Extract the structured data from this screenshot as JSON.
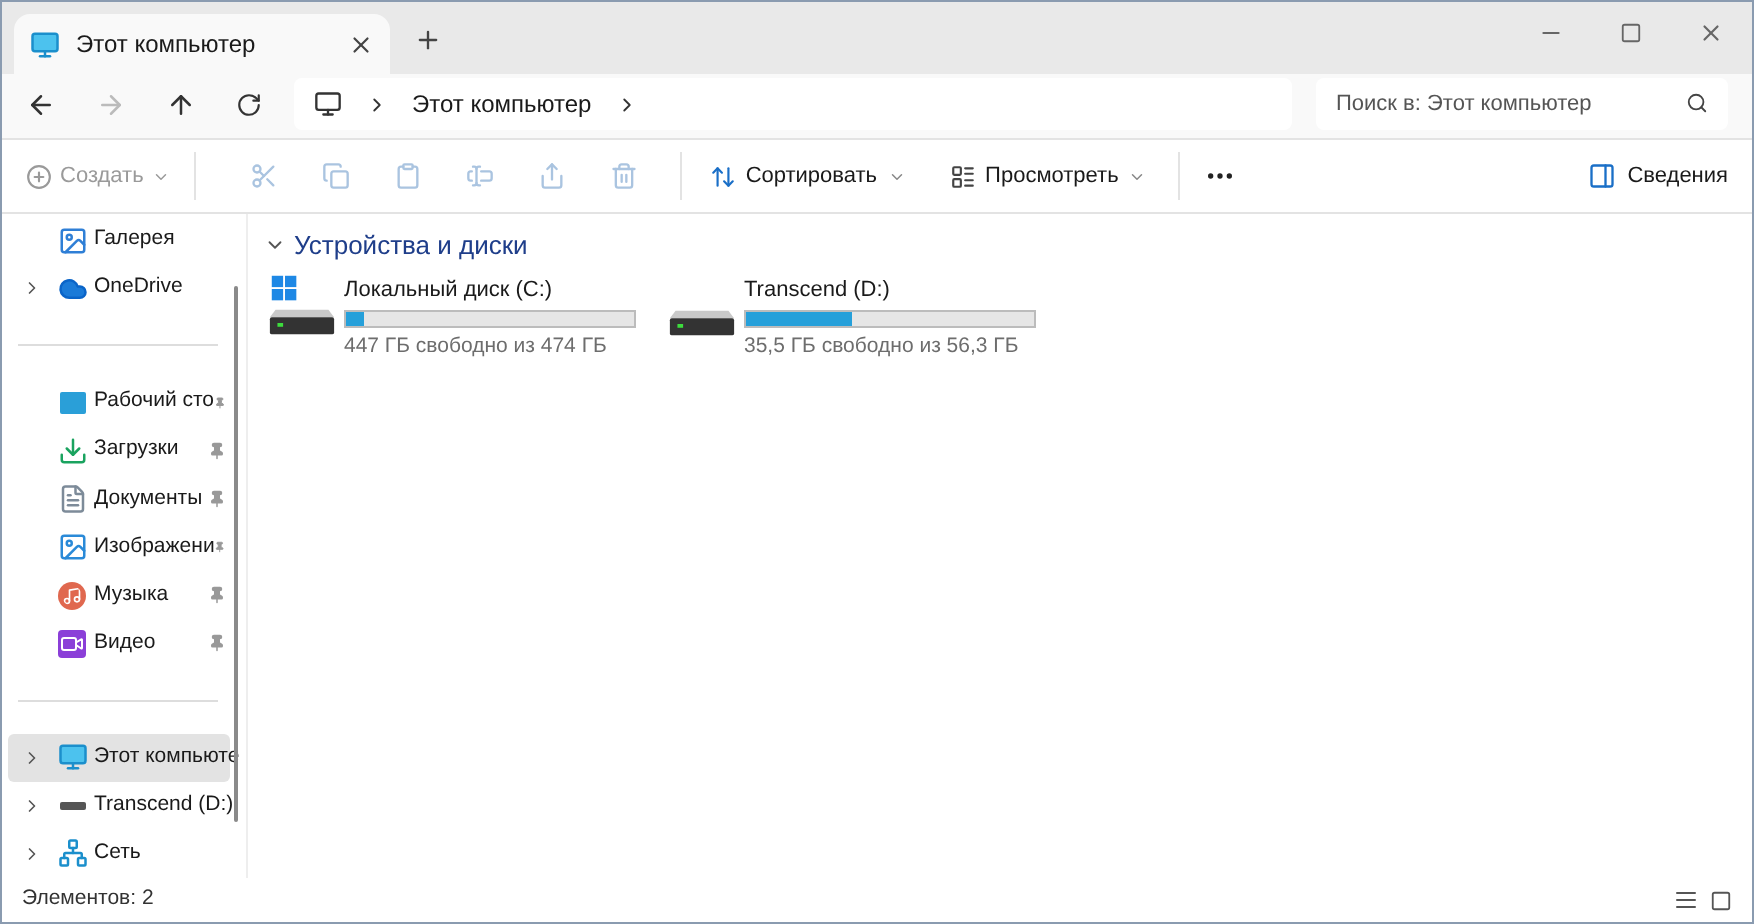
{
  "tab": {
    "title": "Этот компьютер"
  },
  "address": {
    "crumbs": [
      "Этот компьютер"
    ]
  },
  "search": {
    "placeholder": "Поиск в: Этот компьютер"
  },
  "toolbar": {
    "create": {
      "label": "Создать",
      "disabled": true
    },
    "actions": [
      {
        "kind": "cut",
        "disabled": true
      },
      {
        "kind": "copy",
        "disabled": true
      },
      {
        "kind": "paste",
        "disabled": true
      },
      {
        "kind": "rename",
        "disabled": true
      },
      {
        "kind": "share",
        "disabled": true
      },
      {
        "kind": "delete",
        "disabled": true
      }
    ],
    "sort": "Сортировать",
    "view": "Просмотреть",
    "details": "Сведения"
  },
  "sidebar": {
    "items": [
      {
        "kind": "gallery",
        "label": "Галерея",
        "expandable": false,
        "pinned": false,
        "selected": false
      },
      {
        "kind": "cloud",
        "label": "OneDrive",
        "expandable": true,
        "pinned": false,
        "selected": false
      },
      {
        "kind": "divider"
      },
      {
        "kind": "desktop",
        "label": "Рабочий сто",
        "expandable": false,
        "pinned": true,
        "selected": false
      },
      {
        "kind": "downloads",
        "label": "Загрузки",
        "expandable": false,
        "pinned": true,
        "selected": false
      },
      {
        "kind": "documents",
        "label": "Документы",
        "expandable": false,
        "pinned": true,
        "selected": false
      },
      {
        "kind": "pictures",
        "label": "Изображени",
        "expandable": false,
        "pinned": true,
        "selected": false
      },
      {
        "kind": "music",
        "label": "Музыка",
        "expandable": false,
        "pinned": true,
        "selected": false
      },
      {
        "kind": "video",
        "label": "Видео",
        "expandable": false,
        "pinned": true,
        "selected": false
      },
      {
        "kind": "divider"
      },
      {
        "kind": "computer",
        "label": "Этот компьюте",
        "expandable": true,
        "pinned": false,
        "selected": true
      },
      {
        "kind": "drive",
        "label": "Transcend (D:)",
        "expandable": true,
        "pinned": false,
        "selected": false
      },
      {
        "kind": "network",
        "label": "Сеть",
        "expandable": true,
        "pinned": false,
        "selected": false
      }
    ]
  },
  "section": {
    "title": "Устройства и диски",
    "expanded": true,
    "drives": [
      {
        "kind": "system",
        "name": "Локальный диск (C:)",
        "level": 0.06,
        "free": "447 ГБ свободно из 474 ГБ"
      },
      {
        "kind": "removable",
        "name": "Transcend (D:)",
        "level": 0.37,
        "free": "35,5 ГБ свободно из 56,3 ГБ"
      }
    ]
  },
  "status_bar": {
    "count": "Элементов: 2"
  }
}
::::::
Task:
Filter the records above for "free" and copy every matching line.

Result of this exercise:
        "free": "447 ГБ свободно из 474 ГБ"
        "free": "35,5 ГБ свободно из 56,3 ГБ"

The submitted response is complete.